### [LISTED ENTRIES]
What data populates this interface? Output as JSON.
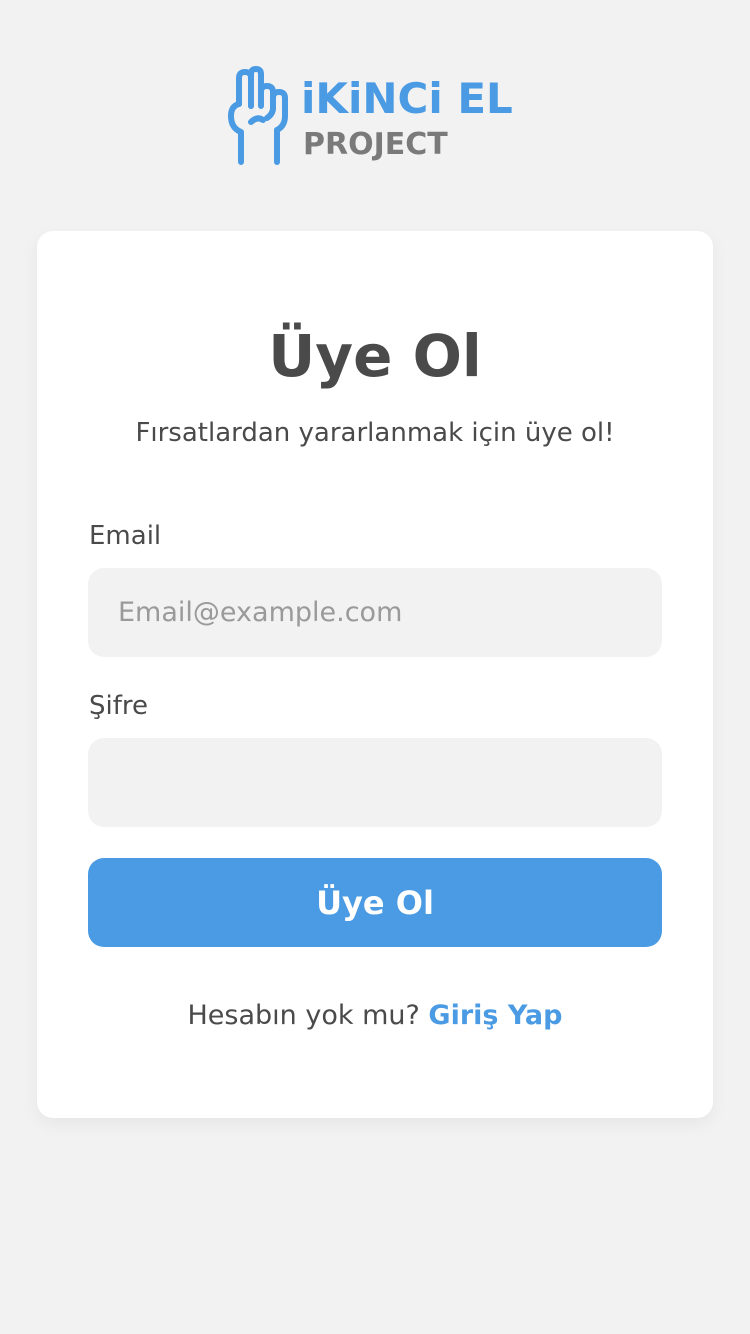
{
  "logo": {
    "title": "iKiNCi EL",
    "subtitle": "PROJECT",
    "icon": "hand-two-fingers-icon",
    "color_primary": "#4a9be3",
    "color_secondary": "#7a7a7a"
  },
  "form": {
    "title": "Üye Ol",
    "subtitle": "Fırsatlardan yararlanmak için üye ol!",
    "email_label": "Email",
    "email_placeholder": "Email@example.com",
    "email_value": "",
    "password_label": "Şifre",
    "password_placeholder": "",
    "password_value": "",
    "submit_label": "Üye Ol"
  },
  "footer": {
    "prompt": "Hesabın yok mu?",
    "link_label": "Giriş Yap"
  },
  "colors": {
    "background": "#f2f2f2",
    "card": "#ffffff",
    "accent": "#4a9be3",
    "text": "#4a4a4a",
    "input_bg": "#f2f2f2"
  }
}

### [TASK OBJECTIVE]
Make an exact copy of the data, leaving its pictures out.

### [RESULT]
What data populates this interface? Output as JSON.
{
  "logo": {
    "title": "iKiNCi EL",
    "subtitle": "PROJECT",
    "icon": "hand-two-fingers-icon",
    "color_primary": "#4a9be3",
    "color_secondary": "#7a7a7a"
  },
  "form": {
    "title": "Üye Ol",
    "subtitle": "Fırsatlardan yararlanmak için üye ol!",
    "email_label": "Email",
    "email_placeholder": "Email@example.com",
    "email_value": "",
    "password_label": "Şifre",
    "password_placeholder": "",
    "password_value": "",
    "submit_label": "Üye Ol"
  },
  "footer": {
    "prompt": "Hesabın yok mu?",
    "link_label": "Giriş Yap"
  },
  "colors": {
    "background": "#f2f2f2",
    "card": "#ffffff",
    "accent": "#4a9be3",
    "text": "#4a4a4a",
    "input_bg": "#f2f2f2"
  }
}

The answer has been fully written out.